* What you should do *
Please write the following entries out once more, exactly.

* Data extract *
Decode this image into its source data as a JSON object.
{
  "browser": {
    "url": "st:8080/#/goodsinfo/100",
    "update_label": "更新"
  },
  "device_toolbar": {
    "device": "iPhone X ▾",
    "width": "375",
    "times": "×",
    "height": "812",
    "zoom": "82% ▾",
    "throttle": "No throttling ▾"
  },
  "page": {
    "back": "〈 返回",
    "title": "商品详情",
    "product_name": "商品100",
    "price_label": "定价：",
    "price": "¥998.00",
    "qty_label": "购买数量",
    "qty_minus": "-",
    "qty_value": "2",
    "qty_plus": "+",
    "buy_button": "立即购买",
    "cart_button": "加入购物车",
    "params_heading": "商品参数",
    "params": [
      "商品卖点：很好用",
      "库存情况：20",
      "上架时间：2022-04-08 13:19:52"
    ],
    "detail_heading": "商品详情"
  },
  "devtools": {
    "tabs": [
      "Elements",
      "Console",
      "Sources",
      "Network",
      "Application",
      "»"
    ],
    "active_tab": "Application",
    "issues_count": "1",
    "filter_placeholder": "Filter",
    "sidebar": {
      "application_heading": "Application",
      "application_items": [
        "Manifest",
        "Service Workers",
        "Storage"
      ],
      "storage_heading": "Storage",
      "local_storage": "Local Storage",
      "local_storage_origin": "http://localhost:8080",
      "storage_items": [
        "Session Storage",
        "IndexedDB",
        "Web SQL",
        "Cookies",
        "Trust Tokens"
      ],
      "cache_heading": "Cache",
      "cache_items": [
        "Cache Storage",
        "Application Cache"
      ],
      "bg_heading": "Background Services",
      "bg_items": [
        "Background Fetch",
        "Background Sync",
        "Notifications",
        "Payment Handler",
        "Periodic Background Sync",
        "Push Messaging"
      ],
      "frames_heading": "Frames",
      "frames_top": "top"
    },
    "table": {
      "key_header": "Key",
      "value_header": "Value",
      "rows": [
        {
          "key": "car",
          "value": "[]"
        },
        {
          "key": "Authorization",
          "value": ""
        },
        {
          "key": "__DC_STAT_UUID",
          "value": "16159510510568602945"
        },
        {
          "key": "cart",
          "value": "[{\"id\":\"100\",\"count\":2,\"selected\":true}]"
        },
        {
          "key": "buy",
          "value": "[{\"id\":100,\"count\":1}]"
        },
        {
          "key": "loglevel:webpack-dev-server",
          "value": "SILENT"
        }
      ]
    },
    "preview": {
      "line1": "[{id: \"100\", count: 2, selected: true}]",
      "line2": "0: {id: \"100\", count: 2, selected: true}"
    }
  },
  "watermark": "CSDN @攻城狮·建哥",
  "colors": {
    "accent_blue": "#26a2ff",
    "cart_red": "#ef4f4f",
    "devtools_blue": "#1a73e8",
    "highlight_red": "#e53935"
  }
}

* Response area *
Decode this image into its source data as a JSON object.
{
  "browser": {
    "url": "st:8080/#/goodsinfo/100",
    "update_label": "更新"
  },
  "device_toolbar": {
    "device": "iPhone X ▾",
    "width": "375",
    "times": "×",
    "height": "812",
    "zoom": "82% ▾",
    "throttle": "No throttling ▾"
  },
  "page": {
    "back": "〈 返回",
    "title": "商品详情",
    "product_name": "商品100",
    "price_label": "定价：",
    "price": "¥998.00",
    "qty_label": "购买数量",
    "qty_minus": "-",
    "qty_value": "2",
    "qty_plus": "+",
    "buy_button": "立即购买",
    "cart_button": "加入购物车",
    "params_heading": "商品参数",
    "params": [
      "商品卖点：很好用",
      "库存情况：20",
      "上架时间：2022-04-08 13:19:52"
    ],
    "detail_heading": "商品详情"
  },
  "devtools": {
    "tabs": [
      "Elements",
      "Console",
      "Sources",
      "Network",
      "Application",
      "»"
    ],
    "active_tab": "Application",
    "issues_count": "1",
    "filter_placeholder": "Filter",
    "sidebar": {
      "application_heading": "Application",
      "application_items": [
        "Manifest",
        "Service Workers",
        "Storage"
      ],
      "storage_heading": "Storage",
      "local_storage": "Local Storage",
      "local_storage_origin": "http://localhost:8080",
      "storage_items": [
        "Session Storage",
        "IndexedDB",
        "Web SQL",
        "Cookies",
        "Trust Tokens"
      ],
      "cache_heading": "Cache",
      "cache_items": [
        "Cache Storage",
        "Application Cache"
      ],
      "bg_heading": "Background Services",
      "bg_items": [
        "Background Fetch",
        "Background Sync",
        "Notifications",
        "Payment Handler",
        "Periodic Background Sync",
        "Push Messaging"
      ],
      "frames_heading": "Frames",
      "frames_top": "top"
    },
    "table": {
      "key_header": "Key",
      "value_header": "Value",
      "rows": [
        {
          "key": "car",
          "value": "[]"
        },
        {
          "key": "Authorization",
          "value": ""
        },
        {
          "key": "__DC_STAT_UUID",
          "value": "16159510510568602945"
        },
        {
          "key": "cart",
          "value": "[{\"id\":\"100\",\"count\":2,\"selected\":true}]"
        },
        {
          "key": "buy",
          "value": "[{\"id\":100,\"count\":1}]"
        },
        {
          "key": "loglevel:webpack-dev-server",
          "value": "SILENT"
        }
      ]
    },
    "preview": {
      "line1": "[{id: \"100\", count: 2, selected: true}]",
      "line2": "0: {id: \"100\", count: 2, selected: true}"
    }
  },
  "watermark": "CSDN @攻城狮·建哥",
  "colors": {
    "accent_blue": "#26a2ff",
    "cart_red": "#ef4f4f",
    "devtools_blue": "#1a73e8",
    "highlight_red": "#e53935"
  }
}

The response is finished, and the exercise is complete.